§ Assigned task:
Search the data for the string "count" and copy each line in which it appears.

Component data from apps and pages
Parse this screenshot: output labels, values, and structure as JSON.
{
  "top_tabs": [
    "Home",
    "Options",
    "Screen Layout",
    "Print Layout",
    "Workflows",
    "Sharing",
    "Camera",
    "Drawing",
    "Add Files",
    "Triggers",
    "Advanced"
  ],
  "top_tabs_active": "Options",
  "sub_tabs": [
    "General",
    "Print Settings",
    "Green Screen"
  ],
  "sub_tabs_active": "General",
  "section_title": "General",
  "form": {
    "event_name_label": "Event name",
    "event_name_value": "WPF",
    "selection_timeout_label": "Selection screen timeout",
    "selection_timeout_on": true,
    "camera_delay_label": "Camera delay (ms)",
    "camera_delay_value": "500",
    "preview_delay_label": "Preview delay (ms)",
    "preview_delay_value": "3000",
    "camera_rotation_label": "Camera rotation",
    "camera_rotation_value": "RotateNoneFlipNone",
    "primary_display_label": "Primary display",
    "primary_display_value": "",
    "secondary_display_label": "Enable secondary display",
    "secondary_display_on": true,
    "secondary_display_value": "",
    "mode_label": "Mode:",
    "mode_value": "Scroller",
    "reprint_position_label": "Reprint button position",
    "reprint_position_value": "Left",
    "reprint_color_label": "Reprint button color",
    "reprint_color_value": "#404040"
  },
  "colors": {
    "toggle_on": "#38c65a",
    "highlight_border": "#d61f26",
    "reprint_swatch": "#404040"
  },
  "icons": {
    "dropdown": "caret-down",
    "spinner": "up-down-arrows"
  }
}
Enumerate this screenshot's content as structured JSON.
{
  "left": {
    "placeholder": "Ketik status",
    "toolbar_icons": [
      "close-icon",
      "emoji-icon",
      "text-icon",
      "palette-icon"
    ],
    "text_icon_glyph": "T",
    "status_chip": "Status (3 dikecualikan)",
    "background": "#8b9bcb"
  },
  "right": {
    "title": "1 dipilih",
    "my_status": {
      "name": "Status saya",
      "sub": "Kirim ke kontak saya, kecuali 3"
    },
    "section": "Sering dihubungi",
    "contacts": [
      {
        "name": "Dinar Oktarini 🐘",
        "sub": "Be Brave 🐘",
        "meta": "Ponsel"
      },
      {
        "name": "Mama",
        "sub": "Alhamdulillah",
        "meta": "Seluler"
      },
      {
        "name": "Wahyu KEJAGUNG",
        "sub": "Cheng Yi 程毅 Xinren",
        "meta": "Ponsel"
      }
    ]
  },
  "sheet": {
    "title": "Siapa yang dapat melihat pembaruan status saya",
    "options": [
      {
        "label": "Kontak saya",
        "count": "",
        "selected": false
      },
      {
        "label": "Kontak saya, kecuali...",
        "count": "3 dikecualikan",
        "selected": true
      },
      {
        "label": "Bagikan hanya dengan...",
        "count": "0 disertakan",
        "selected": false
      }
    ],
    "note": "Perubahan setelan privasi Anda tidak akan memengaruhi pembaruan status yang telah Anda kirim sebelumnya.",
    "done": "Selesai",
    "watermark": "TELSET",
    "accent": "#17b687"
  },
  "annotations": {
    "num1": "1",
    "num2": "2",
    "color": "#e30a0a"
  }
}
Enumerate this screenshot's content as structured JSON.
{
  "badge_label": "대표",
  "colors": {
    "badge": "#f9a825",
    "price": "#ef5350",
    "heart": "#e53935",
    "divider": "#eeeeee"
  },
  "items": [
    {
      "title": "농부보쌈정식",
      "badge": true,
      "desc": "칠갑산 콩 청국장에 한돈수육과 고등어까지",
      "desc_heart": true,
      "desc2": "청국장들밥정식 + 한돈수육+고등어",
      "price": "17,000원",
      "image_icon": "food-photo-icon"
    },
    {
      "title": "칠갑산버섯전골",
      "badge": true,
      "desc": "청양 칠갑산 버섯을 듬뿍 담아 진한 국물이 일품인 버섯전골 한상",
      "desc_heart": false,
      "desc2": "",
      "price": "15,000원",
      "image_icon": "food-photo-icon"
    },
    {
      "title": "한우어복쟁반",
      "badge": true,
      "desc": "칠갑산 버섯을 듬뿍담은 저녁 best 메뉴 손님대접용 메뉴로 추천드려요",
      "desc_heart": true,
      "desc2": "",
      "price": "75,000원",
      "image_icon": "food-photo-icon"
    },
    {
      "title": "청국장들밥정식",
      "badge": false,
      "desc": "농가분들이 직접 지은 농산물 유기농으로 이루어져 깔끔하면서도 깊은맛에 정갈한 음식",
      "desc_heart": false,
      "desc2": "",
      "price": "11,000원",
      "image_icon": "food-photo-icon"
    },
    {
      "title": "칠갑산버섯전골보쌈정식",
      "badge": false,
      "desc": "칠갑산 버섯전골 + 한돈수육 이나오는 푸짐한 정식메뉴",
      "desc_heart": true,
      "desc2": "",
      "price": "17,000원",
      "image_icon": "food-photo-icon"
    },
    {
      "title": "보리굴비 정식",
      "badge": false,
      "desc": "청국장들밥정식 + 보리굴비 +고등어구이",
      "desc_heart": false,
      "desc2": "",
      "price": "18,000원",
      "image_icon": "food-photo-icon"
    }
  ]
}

§ Response to this exercise:
        "count": "",
        "count": "3 dikecualikan",
        "count": "0 disertakan",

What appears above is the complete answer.